### TASK REQUIREMENTS
All entries must be set down once more, precisely as given.

----- RECORDED DATA

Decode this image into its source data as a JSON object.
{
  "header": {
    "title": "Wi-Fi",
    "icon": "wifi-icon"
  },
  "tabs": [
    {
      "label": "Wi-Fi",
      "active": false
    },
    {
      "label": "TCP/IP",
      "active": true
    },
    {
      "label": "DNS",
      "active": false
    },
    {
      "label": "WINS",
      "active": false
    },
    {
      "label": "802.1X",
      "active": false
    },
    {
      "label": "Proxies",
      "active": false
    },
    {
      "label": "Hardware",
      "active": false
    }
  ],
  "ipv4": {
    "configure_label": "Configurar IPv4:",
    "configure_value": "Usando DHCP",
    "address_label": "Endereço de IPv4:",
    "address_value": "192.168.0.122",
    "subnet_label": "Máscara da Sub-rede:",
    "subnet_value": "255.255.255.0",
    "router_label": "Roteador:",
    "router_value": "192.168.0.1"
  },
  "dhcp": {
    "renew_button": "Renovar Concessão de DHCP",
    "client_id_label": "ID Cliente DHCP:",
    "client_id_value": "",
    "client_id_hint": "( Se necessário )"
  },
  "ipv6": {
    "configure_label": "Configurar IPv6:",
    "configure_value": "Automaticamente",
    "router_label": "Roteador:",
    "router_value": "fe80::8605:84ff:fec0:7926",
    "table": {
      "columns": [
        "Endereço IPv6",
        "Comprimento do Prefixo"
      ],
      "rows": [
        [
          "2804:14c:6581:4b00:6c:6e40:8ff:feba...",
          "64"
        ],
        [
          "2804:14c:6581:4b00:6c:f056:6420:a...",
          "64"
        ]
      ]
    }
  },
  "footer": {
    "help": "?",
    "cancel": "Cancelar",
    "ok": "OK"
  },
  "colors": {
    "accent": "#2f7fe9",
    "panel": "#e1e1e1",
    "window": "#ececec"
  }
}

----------

### RESULT FOR THIS TASK
Decode this image into its source data as a JSON object.
{
  "header": {
    "title": "Wi-Fi",
    "icon": "wifi-icon"
  },
  "tabs": [
    {
      "label": "Wi-Fi",
      "active": false
    },
    {
      "label": "TCP/IP",
      "active": true
    },
    {
      "label": "DNS",
      "active": false
    },
    {
      "label": "WINS",
      "active": false
    },
    {
      "label": "802.1X",
      "active": false
    },
    {
      "label": "Proxies",
      "active": false
    },
    {
      "label": "Hardware",
      "active": false
    }
  ],
  "ipv4": {
    "configure_label": "Configurar IPv4:",
    "configure_value": "Usando DHCP",
    "address_label": "Endereço de IPv4:",
    "address_value": "192.168.0.122",
    "subnet_label": "Máscara da Sub-rede:",
    "subnet_value": "255.255.255.0",
    "router_label": "Roteador:",
    "router_value": "192.168.0.1"
  },
  "dhcp": {
    "renew_button": "Renovar Concessão de DHCP",
    "client_id_label": "ID Cliente DHCP:",
    "client_id_value": "",
    "client_id_hint": "( Se necessário )"
  },
  "ipv6": {
    "configure_label": "Configurar IPv6:",
    "configure_value": "Automaticamente",
    "router_label": "Roteador:",
    "router_value": "fe80::8605:84ff:fec0:7926",
    "table": {
      "columns": [
        "Endereço IPv6",
        "Comprimento do Prefixo"
      ],
      "rows": [
        [
          "2804:14c:6581:4b00:6c:6e40:8ff:feba...",
          "64"
        ],
        [
          "2804:14c:6581:4b00:6c:f056:6420:a...",
          "64"
        ]
      ]
    }
  },
  "footer": {
    "help": "?",
    "cancel": "Cancelar",
    "ok": "OK"
  },
  "colors": {
    "accent": "#2f7fe9",
    "panel": "#e1e1e1",
    "window": "#ececec"
  }
}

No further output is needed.